Best known for his series on clandestine military bases and spy satellites, Trevor Paglen’s practice reaches far beyond museum walls. Instead, it encompasses a variety of disciplines; from imagemaking and installations to investigative journalism, writing, engineering, geography, and sound design. Along the way, Paglen challenges our traditional notions of fine art. He has published a number of books on the functioning of the US intelligence services, installed a series of Autonomy Cubes that allow access to the entirely anonymous Tor network, and is currently working on his own satellite to be launched into space in summer 2018.

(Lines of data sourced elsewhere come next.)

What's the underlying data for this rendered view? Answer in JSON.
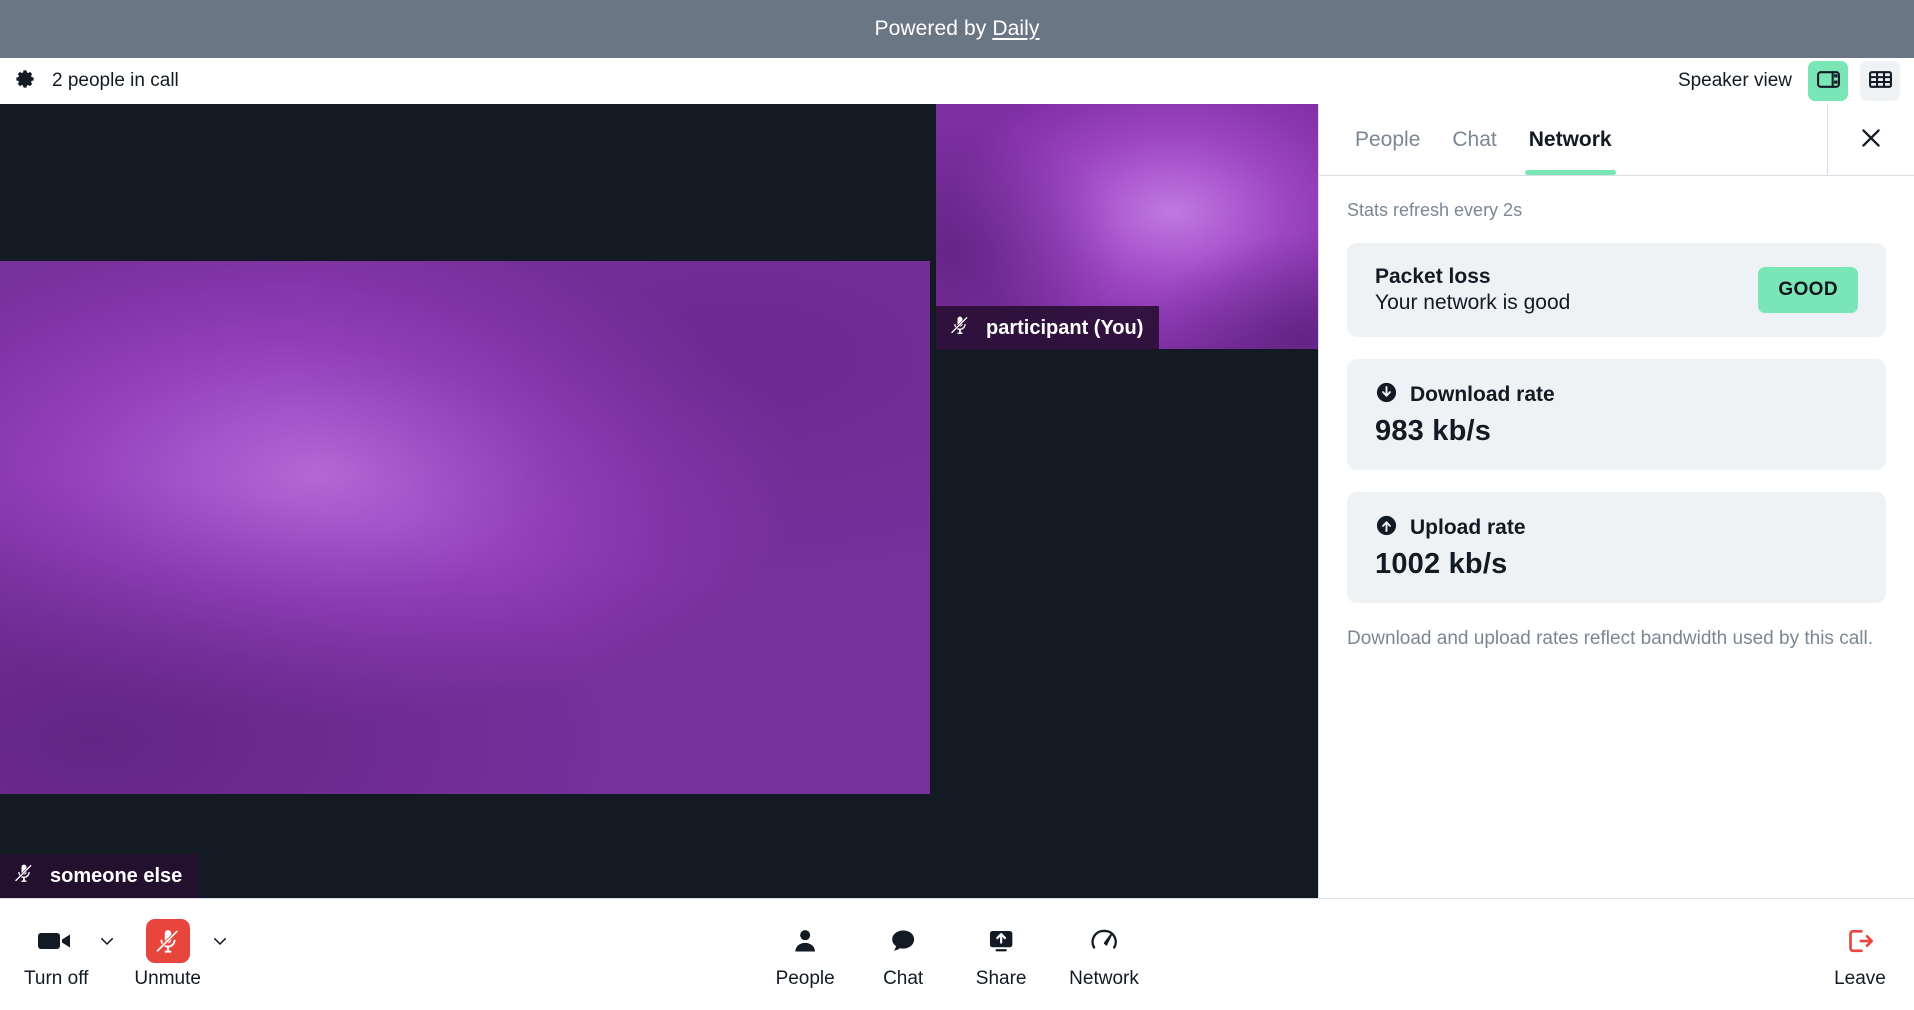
{
  "banner": {
    "prefix": "Powered by ",
    "link_text": "Daily"
  },
  "topbar": {
    "gear_icon": "gear-icon",
    "people_count": "2 people in call",
    "view_label": "Speaker view",
    "speaker_view_icon": "speaker-view-icon",
    "grid_view_icon": "grid-view-icon",
    "active_view": "speaker"
  },
  "stage": {
    "speaker": {
      "name": "someone else",
      "muted": true,
      "mic_icon": "mic-off-icon"
    },
    "self": {
      "name": "participant (You)",
      "muted": true,
      "mic_icon": "mic-off-icon"
    }
  },
  "panel": {
    "tabs": [
      {
        "label": "People",
        "active": false
      },
      {
        "label": "Chat",
        "active": false
      },
      {
        "label": "Network",
        "active": true
      }
    ],
    "close_icon": "close-icon",
    "refresh_note": "Stats refresh every 2s",
    "packet_loss": {
      "title": "Packet loss",
      "subtitle": "Your network is good",
      "badge": "GOOD",
      "badge_color": "#7ae6b6"
    },
    "download": {
      "icon": "download-circle-icon",
      "label": "Download rate",
      "value": "983 kb/s"
    },
    "upload": {
      "icon": "upload-circle-icon",
      "label": "Upload rate",
      "value": "1002 kb/s"
    },
    "note": "Download and upload rates reflect bandwidth used by this call."
  },
  "toolbar": {
    "camera": {
      "label": "Turn off",
      "icon": "camera-icon",
      "caret_icon": "chevron-down-icon",
      "state": "on"
    },
    "mic": {
      "label": "Unmute",
      "icon": "mic-off-icon",
      "caret_icon": "chevron-down-icon",
      "state": "muted",
      "color": "#e8453c"
    },
    "center": [
      {
        "label": "People",
        "icon": "person-icon"
      },
      {
        "label": "Chat",
        "icon": "chat-bubble-icon"
      },
      {
        "label": "Share",
        "icon": "screen-share-icon"
      },
      {
        "label": "Network",
        "icon": "speedometer-icon"
      }
    ],
    "leave": {
      "label": "Leave",
      "icon": "leave-icon",
      "color": "#e8453c"
    }
  },
  "colors": {
    "accent_mint": "#7ae6b6",
    "danger_red": "#e8453c",
    "banner_gray": "#6b7684",
    "stage_dark": "#141a23",
    "card_bg": "#eef2f5",
    "muted_text": "#7b8794"
  }
}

Holding degrees in comparative religion, music composition, fine arts, and geography, Trevor Paglen is undoubtedly concerned with the larger questions in life. In pieces that are statements as much as they are questions, his work exposes the invisible mechanisms of modern existence, exploring the human condition in relation to the political, social, military, and economic systems our societies operate on.
In a sweeping conversation with mono.kultur, Trevor Paglen talked about the volatility of truth, the dilemmas of the Anthropocene, and why Artificial Intelligence will not outlast humanity.
True to its precious content, the issue comes in a Static Shielding Bag normally used for sensitive electronic products. In loose reference to computer coding as well as archival documents, it contains a main booklet with the text and excerpts from Paglen’s current cycle on machine vision, as well as six ‘attachments’ covering seminal projects from his career to date.
Interview by Nick Houde / Works by Trevor Paglen / Design by mono.studio
Published by mono.kultur
150 x 200 mm